The prosecutor appealed a finding of no case to answer on an accusation of assault occasioning actual bodily harm. The victim, a police officer, was searching the pockets of an arrested person, when she was injured by a hypodermic needle. She had asked him if he had any sharps on him and he had denied it. The Crown Court judge found no evidence of ‘(positive) act on the part of the defendant capable of amounting to the actus reus of the offence of assault.’
Held: The prosecutor’s appeal succeeded. ‘A great deal of undesirable complexity has bedevilled our criminal law as a result of quasi theological distinctions between acts and omissions.’ The court proposed that ‘where someone (by act or word or a combination of the two) creates a danger and thereby exposes another to a reasonably foreseeable risk of injury which materialises, there is an evidential basis for the actus reus of an assault occasioning actual bodily harm. It remains necessary for the prosecution to prove an intention to assault or appropriate recklessness. ‘
Maurice Kay J, Mackay
 EWHC 2908 (Admin),  Crim LR 471
England and Wales
Cited – Fagan v Metropolitan Commissioner 31-Jul-1968

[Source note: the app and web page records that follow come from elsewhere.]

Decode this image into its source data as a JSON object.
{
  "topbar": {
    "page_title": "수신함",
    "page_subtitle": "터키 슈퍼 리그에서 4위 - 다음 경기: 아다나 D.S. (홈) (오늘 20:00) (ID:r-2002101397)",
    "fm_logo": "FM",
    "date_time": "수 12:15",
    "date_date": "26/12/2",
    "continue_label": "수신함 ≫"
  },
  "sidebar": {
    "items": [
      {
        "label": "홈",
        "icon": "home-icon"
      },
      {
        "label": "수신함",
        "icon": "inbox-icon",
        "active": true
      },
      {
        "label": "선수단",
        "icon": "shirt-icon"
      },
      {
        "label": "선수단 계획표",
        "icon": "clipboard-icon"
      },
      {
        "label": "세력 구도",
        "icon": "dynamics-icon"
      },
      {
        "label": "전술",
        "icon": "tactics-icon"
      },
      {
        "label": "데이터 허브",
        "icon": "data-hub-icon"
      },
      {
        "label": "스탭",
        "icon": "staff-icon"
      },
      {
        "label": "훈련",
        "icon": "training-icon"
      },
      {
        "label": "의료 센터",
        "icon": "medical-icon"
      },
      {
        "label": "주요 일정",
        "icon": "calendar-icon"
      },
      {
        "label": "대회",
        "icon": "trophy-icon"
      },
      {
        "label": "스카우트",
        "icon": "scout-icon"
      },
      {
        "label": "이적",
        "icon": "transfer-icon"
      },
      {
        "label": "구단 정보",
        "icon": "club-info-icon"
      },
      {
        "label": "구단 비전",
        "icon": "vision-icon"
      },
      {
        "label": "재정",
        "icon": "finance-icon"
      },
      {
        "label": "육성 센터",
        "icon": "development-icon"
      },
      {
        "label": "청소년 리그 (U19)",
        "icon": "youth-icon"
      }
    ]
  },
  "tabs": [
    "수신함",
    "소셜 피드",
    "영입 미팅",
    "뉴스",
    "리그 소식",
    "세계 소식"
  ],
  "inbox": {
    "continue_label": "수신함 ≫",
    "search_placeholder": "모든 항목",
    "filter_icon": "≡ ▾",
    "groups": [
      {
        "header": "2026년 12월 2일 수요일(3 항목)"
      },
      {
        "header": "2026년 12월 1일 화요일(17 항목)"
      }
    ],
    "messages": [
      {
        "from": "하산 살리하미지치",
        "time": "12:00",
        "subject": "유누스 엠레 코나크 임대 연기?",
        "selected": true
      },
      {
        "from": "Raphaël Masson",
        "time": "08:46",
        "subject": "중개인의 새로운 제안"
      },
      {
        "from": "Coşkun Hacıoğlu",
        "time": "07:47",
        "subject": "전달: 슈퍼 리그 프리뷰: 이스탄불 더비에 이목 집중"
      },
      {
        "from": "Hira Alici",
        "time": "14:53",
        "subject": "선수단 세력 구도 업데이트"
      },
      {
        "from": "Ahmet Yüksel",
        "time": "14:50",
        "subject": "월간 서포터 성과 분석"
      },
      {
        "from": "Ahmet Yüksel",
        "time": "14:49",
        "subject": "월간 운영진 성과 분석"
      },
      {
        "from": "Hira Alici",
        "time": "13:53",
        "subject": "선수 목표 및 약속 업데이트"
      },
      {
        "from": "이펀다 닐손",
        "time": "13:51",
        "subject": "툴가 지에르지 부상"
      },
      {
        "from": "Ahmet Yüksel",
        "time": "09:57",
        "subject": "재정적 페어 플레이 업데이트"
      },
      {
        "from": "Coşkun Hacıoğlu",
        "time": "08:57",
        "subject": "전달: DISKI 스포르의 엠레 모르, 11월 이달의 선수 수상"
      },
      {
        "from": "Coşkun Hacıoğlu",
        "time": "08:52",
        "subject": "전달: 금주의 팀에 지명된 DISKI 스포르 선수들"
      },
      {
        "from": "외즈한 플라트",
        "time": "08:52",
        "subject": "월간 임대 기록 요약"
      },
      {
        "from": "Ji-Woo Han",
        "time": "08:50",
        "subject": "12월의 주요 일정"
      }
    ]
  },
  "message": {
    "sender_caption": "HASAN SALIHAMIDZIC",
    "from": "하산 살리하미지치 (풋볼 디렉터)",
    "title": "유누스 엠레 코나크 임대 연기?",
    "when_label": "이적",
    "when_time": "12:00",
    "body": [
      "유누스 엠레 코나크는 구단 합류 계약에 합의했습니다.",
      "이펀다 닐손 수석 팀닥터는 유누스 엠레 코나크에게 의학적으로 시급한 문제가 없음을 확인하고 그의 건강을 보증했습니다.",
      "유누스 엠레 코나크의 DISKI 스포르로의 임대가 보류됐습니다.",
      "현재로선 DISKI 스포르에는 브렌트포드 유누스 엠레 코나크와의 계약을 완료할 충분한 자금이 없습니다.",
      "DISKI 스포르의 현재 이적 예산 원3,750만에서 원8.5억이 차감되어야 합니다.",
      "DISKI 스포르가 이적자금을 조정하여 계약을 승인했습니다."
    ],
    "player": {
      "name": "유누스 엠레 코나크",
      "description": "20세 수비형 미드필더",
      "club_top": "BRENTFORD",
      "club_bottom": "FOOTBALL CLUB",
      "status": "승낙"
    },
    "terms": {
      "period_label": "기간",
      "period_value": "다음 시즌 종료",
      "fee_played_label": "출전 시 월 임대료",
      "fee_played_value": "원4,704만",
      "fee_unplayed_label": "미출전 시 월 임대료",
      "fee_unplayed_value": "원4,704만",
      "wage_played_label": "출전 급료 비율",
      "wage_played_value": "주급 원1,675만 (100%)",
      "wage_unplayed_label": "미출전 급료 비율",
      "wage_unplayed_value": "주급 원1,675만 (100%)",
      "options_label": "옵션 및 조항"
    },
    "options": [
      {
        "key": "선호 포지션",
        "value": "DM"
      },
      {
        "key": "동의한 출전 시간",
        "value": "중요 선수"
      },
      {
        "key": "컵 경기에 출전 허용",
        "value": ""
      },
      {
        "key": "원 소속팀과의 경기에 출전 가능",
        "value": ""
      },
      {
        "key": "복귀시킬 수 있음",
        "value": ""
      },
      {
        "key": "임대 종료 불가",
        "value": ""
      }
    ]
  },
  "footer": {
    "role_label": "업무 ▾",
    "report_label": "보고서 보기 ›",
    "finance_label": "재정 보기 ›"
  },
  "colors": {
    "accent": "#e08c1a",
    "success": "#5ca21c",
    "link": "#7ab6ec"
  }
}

The defendant was told by a police officer to park up his car. He did so, but stopped with his wheel, trapping the officer’s foot. The magistrates were unable to decide whether the parking on the officer’s foot was deliberate, but agreed that . .
Cited – Regina v Roberts 1971
The complainant travelled in the appellant’s car. As he was driving, he had assaulted her in the car but not so as to cause her actual bodily harm. However, as his assault continued, she opened the car door and jumped out. This caused her to sustain . .
Cited – Regina v Clarence CCCR 20-Nov-1888
The defendant knew that he had gonorrhea. He had intercourse with his wife, and infected her. She would not have consented had she known. He appealed his convictions for assault and causing grievous bodily harm.
Held: ‘The question in this . .
Cited – Regina v Miller HL 17-Mar-1982
The defendant, a vagrant, fell asleep in an empty house. His lighted cigarette fell onto his mattress, and a fire started. Rather than put it out, he moved to another room. He was accused of arson.
Held: He was guilty. A defendant would be . .
Cited – Director of Public Prosecutions v K (a Minor) QBD 1990
The defendant a schoolboy aged 15 had spilled some acid during a chemistry lesson. He went to wash his hands, but took a test tube of acid with him. Hearing others coming and panicking, he poured it into an upturned hot air drier. He returned to . .
Lists of cited by and citing cases may be incomplete.
Updated: 04 May 2022; Ref: scu.189126